=== Given data ===
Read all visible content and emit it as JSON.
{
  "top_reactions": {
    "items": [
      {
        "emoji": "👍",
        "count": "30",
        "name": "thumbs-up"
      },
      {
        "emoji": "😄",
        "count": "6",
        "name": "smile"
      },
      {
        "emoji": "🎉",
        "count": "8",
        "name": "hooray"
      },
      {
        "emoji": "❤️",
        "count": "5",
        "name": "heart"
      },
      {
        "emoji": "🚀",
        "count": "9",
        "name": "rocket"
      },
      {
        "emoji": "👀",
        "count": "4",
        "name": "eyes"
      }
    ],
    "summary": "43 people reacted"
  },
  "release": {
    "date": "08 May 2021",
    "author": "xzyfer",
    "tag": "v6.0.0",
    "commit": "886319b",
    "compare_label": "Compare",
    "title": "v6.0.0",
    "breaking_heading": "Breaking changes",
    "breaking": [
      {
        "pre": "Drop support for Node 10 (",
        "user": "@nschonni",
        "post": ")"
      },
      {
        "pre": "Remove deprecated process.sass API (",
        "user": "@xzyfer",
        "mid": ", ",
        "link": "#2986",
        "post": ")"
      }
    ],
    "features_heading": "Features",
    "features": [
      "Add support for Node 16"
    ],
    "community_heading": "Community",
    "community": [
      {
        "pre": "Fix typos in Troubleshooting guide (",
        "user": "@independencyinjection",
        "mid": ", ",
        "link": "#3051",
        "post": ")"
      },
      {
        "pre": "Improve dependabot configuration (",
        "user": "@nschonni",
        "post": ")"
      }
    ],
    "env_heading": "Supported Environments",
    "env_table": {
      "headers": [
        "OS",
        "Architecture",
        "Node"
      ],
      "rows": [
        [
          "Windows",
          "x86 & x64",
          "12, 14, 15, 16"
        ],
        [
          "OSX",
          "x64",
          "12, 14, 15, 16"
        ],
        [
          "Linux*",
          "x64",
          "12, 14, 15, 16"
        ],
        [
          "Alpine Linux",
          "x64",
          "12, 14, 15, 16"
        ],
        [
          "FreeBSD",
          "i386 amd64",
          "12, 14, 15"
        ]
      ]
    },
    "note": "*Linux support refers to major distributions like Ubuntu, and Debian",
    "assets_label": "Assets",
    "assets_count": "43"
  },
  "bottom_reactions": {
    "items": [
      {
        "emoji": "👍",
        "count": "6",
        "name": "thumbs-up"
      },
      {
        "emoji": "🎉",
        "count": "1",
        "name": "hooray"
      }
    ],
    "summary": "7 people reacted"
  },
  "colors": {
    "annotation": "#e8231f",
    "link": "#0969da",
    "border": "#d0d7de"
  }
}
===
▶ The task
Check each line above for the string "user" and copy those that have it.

▶ Output for this task
        "user": "@nschonni",
        "user": "@xzyfer",
        "user": "@independencyinjection",
        "user": "@nschonni",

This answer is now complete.